  21. Ma, G.; Khan, S.I.; Benavides, G.; Schuhly, W.; Fischer, N.H.; Khan, I.A.; Pasco, D.S. Inhibition of NF-kappaB-mediated transcription and induction of apoptosis by melampolides and repandolides. Cancer Chemother. Pharmacol. 2007, 60, 35–43. [Google Scholar] [CrossRef]
  22. Quang, D.N.; Harinantenaina, L.; Nishizawa, T.; Hashimoto, T.; Kohchi, C.; Soma, G.; Asakawa, Y. Inhibition of nitric oxide production in RAW 264.7 cells by azaphilones from xylariaceous fungi. Biol. Pharm. Bull. 2006, 29, 34–37. [Google Scholar] [CrossRef]
  23. Mustafa, J.; Khan, S.I.; Ma, G.; Walker, L.A.; Khan, I.A. Synthesis and anticancer activities of fatty acid analogs of podophyllotoxin. Lipids 2004, 39, 167–172. [Google Scholar]
  24. Xu, Y.; Kerten, R.D.; Nam, S.-J.; Lu, L.; Al-Wuwailem, A.M.; Zheng, H.; Fenical, W.; Dorrestein, P.C.; Moore, S.B. Bacterial biosynthesis and maturation of the didemnin anti-cancer agents. J. Am. Chem. Soc. 2012, 134, 8625–8632. [Google Scholar] [CrossRef]

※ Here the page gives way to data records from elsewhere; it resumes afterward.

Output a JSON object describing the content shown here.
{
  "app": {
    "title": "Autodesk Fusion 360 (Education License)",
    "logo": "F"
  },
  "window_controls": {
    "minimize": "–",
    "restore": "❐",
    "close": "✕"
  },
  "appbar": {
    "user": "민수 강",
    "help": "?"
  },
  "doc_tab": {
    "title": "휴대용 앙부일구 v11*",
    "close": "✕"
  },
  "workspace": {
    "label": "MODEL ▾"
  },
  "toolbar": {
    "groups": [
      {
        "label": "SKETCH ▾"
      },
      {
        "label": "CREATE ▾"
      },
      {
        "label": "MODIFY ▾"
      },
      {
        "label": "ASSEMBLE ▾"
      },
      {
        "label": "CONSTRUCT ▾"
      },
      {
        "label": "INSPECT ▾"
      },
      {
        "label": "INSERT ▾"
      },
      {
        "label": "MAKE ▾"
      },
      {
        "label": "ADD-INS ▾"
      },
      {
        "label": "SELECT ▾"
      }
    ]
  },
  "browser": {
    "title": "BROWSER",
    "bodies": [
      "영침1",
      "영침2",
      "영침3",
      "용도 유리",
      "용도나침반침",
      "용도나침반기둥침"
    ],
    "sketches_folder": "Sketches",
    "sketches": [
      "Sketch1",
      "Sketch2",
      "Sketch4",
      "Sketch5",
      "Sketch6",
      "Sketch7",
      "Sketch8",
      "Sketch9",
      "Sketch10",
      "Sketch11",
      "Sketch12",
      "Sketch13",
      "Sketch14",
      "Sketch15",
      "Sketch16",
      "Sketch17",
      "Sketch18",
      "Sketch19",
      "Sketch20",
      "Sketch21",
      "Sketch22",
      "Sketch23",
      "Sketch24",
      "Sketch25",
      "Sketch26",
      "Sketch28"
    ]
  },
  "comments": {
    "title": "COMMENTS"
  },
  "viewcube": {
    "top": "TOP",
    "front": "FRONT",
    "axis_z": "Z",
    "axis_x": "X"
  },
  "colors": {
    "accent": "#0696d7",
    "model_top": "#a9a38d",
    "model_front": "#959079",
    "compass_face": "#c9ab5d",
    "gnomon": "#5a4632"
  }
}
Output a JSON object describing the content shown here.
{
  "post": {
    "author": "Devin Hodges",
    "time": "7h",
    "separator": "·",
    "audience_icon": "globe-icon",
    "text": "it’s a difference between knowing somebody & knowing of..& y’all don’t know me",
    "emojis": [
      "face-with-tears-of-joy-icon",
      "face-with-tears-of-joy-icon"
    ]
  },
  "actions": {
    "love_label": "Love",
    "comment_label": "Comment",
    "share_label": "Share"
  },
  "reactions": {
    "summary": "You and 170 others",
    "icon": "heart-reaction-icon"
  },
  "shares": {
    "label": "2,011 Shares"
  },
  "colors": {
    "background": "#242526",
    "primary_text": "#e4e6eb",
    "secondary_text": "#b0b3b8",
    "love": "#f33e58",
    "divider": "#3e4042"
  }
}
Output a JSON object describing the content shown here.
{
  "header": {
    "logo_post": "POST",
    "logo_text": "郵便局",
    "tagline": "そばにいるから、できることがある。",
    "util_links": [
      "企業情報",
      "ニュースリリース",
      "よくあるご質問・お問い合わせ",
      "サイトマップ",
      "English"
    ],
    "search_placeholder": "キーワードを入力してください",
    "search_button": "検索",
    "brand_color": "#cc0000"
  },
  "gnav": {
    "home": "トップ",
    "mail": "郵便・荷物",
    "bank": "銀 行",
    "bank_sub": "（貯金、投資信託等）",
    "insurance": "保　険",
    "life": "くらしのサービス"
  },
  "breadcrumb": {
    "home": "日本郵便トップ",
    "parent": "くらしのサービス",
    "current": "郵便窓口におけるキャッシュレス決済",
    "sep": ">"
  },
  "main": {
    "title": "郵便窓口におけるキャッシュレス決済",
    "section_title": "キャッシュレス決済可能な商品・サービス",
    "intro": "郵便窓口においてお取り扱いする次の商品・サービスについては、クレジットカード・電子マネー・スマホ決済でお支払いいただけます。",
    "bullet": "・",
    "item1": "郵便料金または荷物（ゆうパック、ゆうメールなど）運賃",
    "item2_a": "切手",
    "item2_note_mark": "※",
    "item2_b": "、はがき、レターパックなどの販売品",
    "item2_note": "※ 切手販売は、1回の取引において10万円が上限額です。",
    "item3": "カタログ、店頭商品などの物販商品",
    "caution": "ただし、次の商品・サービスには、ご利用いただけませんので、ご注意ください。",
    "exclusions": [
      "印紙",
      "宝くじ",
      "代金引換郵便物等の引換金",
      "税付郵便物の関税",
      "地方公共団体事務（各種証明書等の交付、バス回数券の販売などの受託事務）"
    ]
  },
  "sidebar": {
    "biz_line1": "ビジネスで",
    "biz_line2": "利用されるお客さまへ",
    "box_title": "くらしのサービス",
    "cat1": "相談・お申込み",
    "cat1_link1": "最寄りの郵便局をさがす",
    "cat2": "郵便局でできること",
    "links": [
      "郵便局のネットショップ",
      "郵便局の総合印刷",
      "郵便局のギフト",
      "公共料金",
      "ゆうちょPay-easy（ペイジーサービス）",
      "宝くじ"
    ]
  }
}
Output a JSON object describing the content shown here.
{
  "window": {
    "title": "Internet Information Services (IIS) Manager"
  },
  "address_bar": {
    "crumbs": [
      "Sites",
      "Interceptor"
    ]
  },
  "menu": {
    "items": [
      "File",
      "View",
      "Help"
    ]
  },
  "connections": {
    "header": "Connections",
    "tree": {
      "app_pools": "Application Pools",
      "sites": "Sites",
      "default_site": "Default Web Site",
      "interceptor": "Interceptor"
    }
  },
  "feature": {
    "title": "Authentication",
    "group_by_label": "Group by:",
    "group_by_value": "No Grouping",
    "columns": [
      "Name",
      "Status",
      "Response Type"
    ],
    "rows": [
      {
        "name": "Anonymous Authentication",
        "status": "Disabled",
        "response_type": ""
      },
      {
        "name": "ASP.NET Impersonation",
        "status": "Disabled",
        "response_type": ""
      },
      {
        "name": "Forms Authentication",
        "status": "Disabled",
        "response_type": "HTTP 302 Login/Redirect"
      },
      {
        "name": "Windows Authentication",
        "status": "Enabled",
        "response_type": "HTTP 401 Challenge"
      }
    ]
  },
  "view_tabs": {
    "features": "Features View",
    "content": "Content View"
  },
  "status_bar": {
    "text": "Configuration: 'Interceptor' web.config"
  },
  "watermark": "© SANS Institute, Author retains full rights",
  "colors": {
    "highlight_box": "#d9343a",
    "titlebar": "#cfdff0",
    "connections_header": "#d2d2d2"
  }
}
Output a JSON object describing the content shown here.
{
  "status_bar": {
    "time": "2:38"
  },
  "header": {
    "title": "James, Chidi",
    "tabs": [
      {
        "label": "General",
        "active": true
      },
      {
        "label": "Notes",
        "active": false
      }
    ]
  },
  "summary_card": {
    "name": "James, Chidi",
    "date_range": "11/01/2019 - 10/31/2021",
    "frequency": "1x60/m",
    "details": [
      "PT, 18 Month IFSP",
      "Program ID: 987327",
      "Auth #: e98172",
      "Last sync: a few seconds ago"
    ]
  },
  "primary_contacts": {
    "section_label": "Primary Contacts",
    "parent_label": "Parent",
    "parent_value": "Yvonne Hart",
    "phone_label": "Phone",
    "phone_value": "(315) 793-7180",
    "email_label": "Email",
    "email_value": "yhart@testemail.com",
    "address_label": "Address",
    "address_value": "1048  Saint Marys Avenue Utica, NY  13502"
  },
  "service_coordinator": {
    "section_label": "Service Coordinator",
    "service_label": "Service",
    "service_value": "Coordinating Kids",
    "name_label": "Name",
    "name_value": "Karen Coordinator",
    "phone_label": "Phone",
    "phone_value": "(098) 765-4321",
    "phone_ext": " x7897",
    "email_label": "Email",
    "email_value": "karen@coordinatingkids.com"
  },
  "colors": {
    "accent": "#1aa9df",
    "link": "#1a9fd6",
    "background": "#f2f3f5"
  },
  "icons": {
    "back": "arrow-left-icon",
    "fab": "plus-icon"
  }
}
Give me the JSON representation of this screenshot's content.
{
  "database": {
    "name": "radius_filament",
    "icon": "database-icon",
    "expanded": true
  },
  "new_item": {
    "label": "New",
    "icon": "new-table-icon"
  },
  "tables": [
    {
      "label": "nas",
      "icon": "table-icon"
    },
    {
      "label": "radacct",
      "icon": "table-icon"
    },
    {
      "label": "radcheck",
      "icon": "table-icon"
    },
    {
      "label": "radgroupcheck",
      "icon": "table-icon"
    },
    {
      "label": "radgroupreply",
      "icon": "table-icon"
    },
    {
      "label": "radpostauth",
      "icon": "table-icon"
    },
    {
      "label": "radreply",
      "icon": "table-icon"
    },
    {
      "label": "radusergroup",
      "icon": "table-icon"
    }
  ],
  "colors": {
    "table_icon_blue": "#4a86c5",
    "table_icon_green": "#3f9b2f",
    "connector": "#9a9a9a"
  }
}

Supplementary Files

  • Supplementary File 1:

    Supplementary Materials (PDF, 376 KB)

  • Mar. Drugs EISSN 1660-3397 Published by MDPI AG, Basel, Switzerland RSS E-Mail Table of Contents Alert